5.2. Final course grades shall be based on at least three, and preferably more, demonstrations of competence by the student. In no case shall the grade on any single demonstration of competence count for more than one-third of the final course grade. Exceptions require the college dean’s approval. This does not prohibit options, such as dropping or replacing exam/assignment grades or making other adjustments that allow for student grades to be improved.

5.2.1 A faculty member retains the right to assign a course grade of "F" for an act of cheating, plagiarism, fabrication, or falsification of information, or other form of academic dishonesty in a single assignment.

5.3. At the start of the course and in keeping with PS 11-07 (Course Syllabi and Standard Course Outlines), instructors shall include in the syllabus the types and sequence of assignments and basis for assigning course grades.

5.4. Instructors, departments, or programs shall keep a record of students’ scores on each of the demonstrations of competence on which the final course grade is based for at least five years after the conclusion of the course.

5.5. Instructors shall provide students with an opportunity for demonstration of competence, relevant to the determination of their final course grade in the course, as early as is reasonable and no later than the midpoint of the term.

5.6. Instructors shall promptly record and inform students of their grades and scores. Students may review each of their demonstrations of competence with their instructors.

5.7. If materials submitted for a demonstration of competence are not returned, these materials must be retained for at least one year after course completion by the instructor. Materials shall be made available upon request, for grade appeals or other grading matters. In the absence of the original instructor, the department chair/program director may appoint an instructor with appropriate qualifications to review the demonstration(s) of competence with the student.

5.8 Materials submitted for demonstrations of competence remain the intellectual property of the student.

5.9. Grades reported to Enrollment Services are considered to be official and final course grades.

6.0. Change of Final Course Grades.

6.1. Changes of final course grades or grading symbols can be made only on the basis of an error, a successful grade appeal (detailed in the separate policy statement on grade appeals), or resolution of an "Incomplete" (“I”). Original final course grades may also be replaced after Enrollment Services receives a late report of final course grades for which the symbol “RD” was substituted pending receipt. 

6.2. Final course grades or administrative grading symbols must be recorded for all students who are enrolled beyond the census date.

6.3. Except for changes of final course grades resulting from grade appeals, all changes of final course grades must normally be filed within one year from the date of the filing of the first final course grade, whether or not a student maintains continuous enrollment.
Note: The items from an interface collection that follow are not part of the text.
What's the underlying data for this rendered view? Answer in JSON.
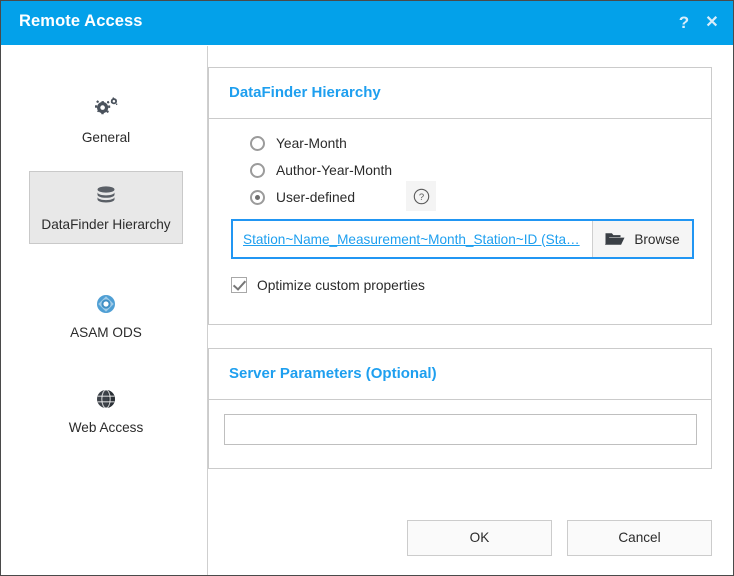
{
  "window": {
    "title": "Remote Access",
    "help_icon": "question-mark-icon",
    "close_icon": "close-icon",
    "accent_color": "#03A1EA",
    "heading_color": "#1E9FEF",
    "focus_color": "#2196F3"
  },
  "sidebar": {
    "items": [
      {
        "label": "General",
        "icon": "gears-icon",
        "selected": false
      },
      {
        "label": "DataFinder Hierarchy",
        "icon": "database-icon",
        "selected": true
      },
      {
        "label": "ASAM ODS",
        "icon": "asam-ods-icon",
        "selected": false
      },
      {
        "label": "Web Access",
        "icon": "globe-icon",
        "selected": false
      }
    ]
  },
  "main": {
    "hierarchy_group": {
      "title": "DataFinder Hierarchy",
      "options": [
        {
          "label": "Year-Month",
          "selected": false
        },
        {
          "label": "Author-Year-Month",
          "selected": false
        },
        {
          "label": "User-defined",
          "selected": true
        }
      ],
      "help_button": "help-icon",
      "path_value": "Station~Name_Measurement~Month_Station~ID (Sta…",
      "browse_label": "Browse",
      "browse_icon": "folder-open-icon",
      "checkbox": {
        "label": "Optimize custom properties",
        "checked": true
      }
    },
    "server_group": {
      "title": "Server Parameters (Optional)",
      "input_value": "",
      "input_placeholder": ""
    }
  },
  "footer": {
    "ok_label": "OK",
    "cancel_label": "Cancel"
  }
}
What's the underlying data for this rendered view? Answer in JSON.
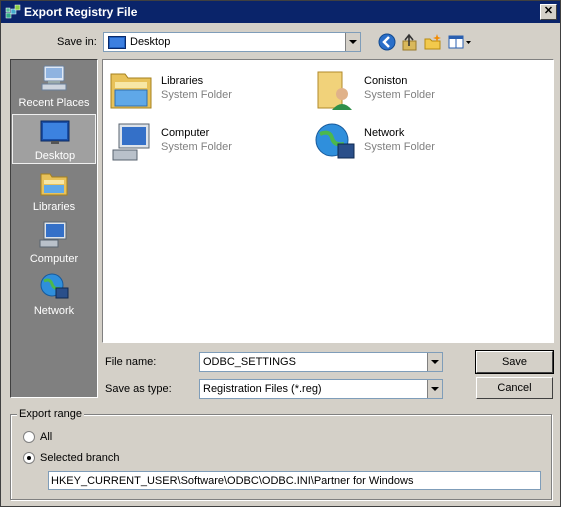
{
  "window": {
    "title": "Export Registry File",
    "close_label": "✕"
  },
  "toolbar": {
    "save_in_label": "Save in:",
    "location": "Desktop"
  },
  "places": [
    {
      "label": "Recent Places",
      "icon": "recent-places-icon"
    },
    {
      "label": "Desktop",
      "icon": "desktop-icon",
      "selected": true
    },
    {
      "label": "Libraries",
      "icon": "libraries-icon"
    },
    {
      "label": "Computer",
      "icon": "computer-icon"
    },
    {
      "label": "Network",
      "icon": "network-icon"
    }
  ],
  "files": [
    {
      "name": "Libraries",
      "type": "System Folder",
      "icon": "libraries-folder-icon"
    },
    {
      "name": "Coniston",
      "type": "System Folder",
      "icon": "user-folder-icon"
    },
    {
      "name": "Computer",
      "type": "System Folder",
      "icon": "computer-icon"
    },
    {
      "name": "Network",
      "type": "System Folder",
      "icon": "network-icon"
    }
  ],
  "form": {
    "file_name_label": "File name:",
    "file_name_value": "ODBC_SETTINGS",
    "save_type_label": "Save as type:",
    "save_type_value": "Registration Files (*.reg)"
  },
  "buttons": {
    "save": "Save",
    "cancel": "Cancel"
  },
  "export_range": {
    "title": "Export range",
    "all_label": "All",
    "selected_label": "Selected branch",
    "branch_value": "HKEY_CURRENT_USER\\Software\\ODBC\\ODBC.INI\\Partner for Windows"
  }
}
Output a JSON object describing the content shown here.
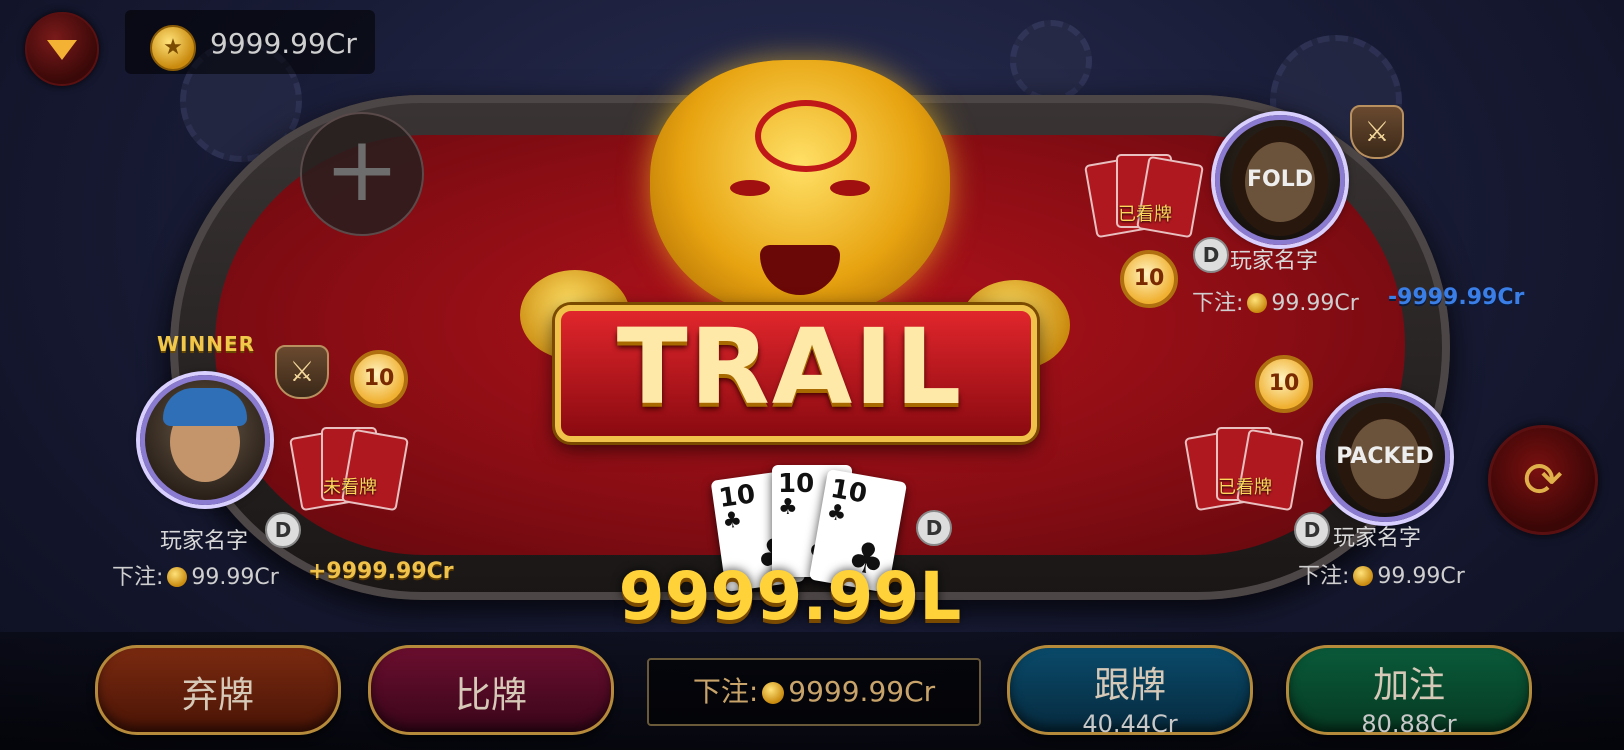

Only as the result of a successful grade appeal or the correction of an error will a final course grade be changed after the award of a degree or credential or certificate.

6.4. All requests for change of a final course grade shall carry the recommendation of the instructor (except as provided for in the grade appeals procedures) and the department chair/program director and the approval of the college dean.

EFFECTIVE: Upon the commencement of the Spring 2022 semester.